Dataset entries
= = = = =
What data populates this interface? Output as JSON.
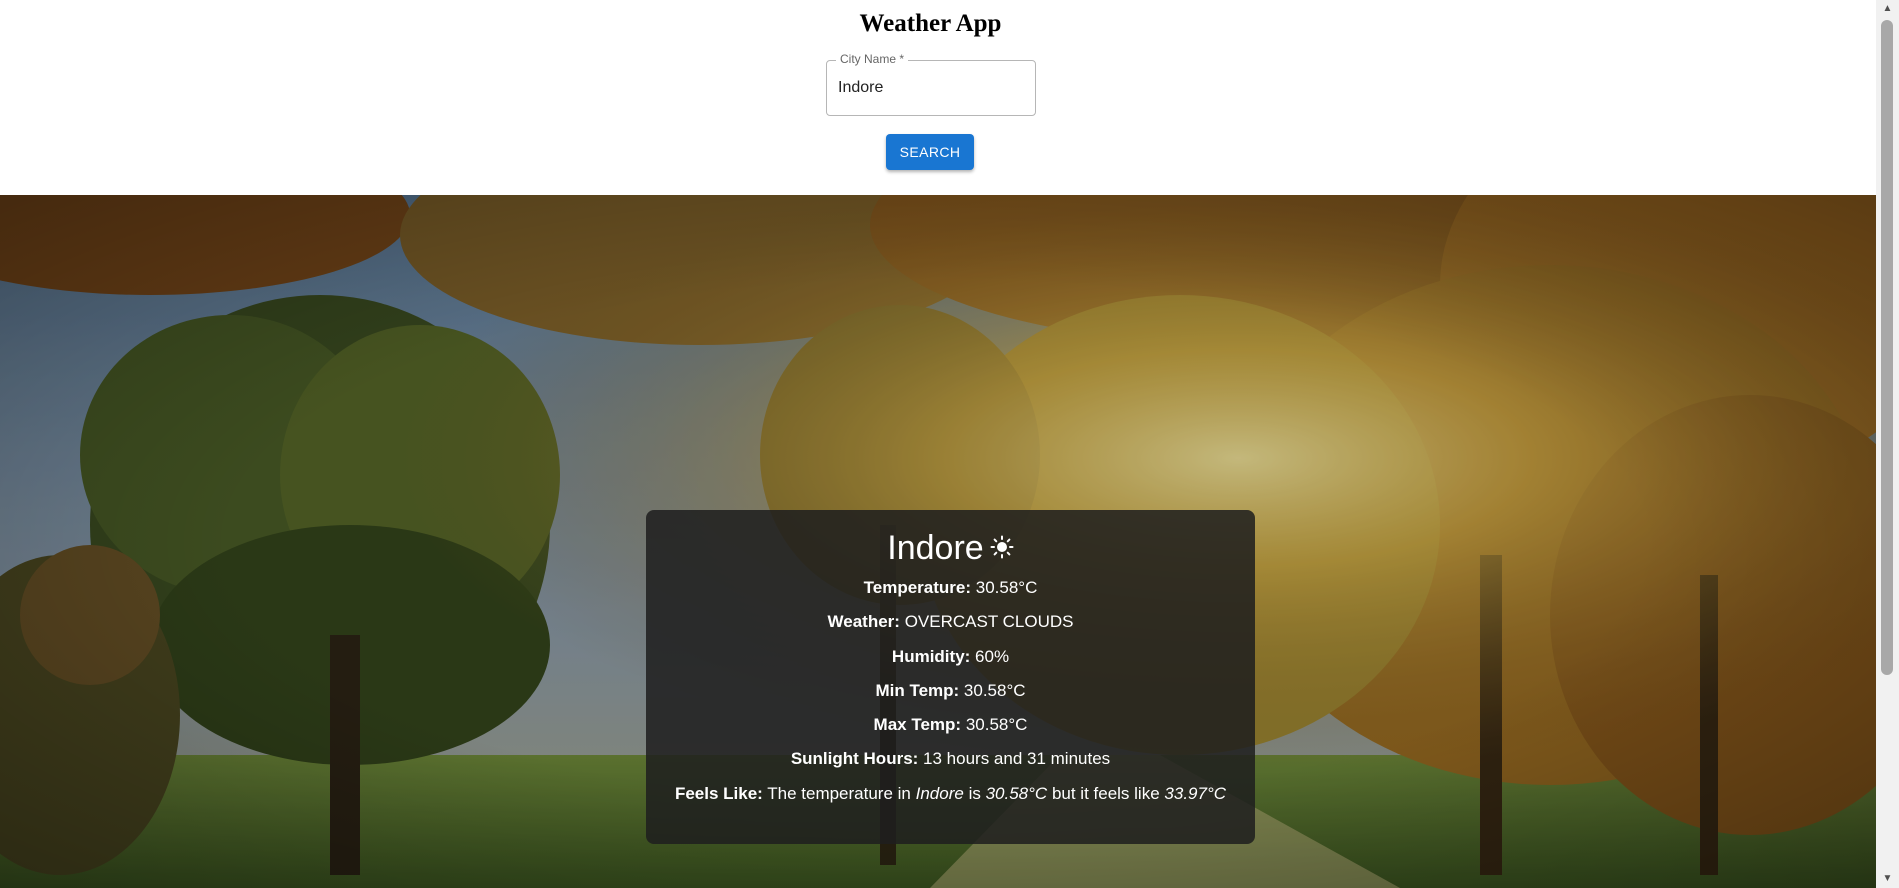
{
  "header": {
    "title": "Weather App",
    "city_field": {
      "label": "City Name *",
      "value": "Indore"
    },
    "search_label": "SEARCH"
  },
  "background": {
    "description_icon": "autumn-park-image"
  },
  "card": {
    "city": "Indore",
    "weather_icon": "sun-icon",
    "rows": {
      "temperature": {
        "label": "Temperature:",
        "value": "30.58°C"
      },
      "weather": {
        "label": "Weather:",
        "value": "OVERCAST CLOUDS"
      },
      "humidity": {
        "label": "Humidity:",
        "value": "60%"
      },
      "min_temp": {
        "label": "Min Temp:",
        "value": "30.58°C"
      },
      "max_temp": {
        "label": "Max Temp:",
        "value": "30.58°C"
      },
      "sunlight": {
        "label": "Sunlight Hours:",
        "value": "13 hours and 31 minutes"
      },
      "feels_like": {
        "label": "Feels Like:",
        "text_1": "The temperature in",
        "city": "Indore",
        "text_2": "is",
        "temp": "30.58°C",
        "text_3": "but it feels like",
        "feels": "33.97°C"
      }
    }
  },
  "colors": {
    "primary": "#1976d2",
    "card_bg": "#1e1e1e"
  }
}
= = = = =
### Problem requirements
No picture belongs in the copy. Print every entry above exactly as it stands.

### Output
What data populates this interface? Output as JSON.
{
  "header": {
    "title": "Weather App",
    "city_field": {
      "label": "City Name *",
      "value": "Indore"
    },
    "search_label": "SEARCH"
  },
  "background": {
    "description_icon": "autumn-park-image"
  },
  "card": {
    "city": "Indore",
    "weather_icon": "sun-icon",
    "rows": {
      "temperature": {
        "label": "Temperature:",
        "value": "30.58°C"
      },
      "weather": {
        "label": "Weather:",
        "value": "OVERCAST CLOUDS"
      },
      "humidity": {
        "label": "Humidity:",
        "value": "60%"
      },
      "min_temp": {
        "label": "Min Temp:",
        "value": "30.58°C"
      },
      "max_temp": {
        "label": "Max Temp:",
        "value": "30.58°C"
      },
      "sunlight": {
        "label": "Sunlight Hours:",
        "value": "13 hours and 31 minutes"
      },
      "feels_like": {
        "label": "Feels Like:",
        "text_1": "The temperature in",
        "city": "Indore",
        "text_2": "is",
        "temp": "30.58°C",
        "text_3": "but it feels like",
        "feels": "33.97°C"
      }
    }
  },
  "colors": {
    "primary": "#1976d2",
    "card_bg": "#1e1e1e"
  }
}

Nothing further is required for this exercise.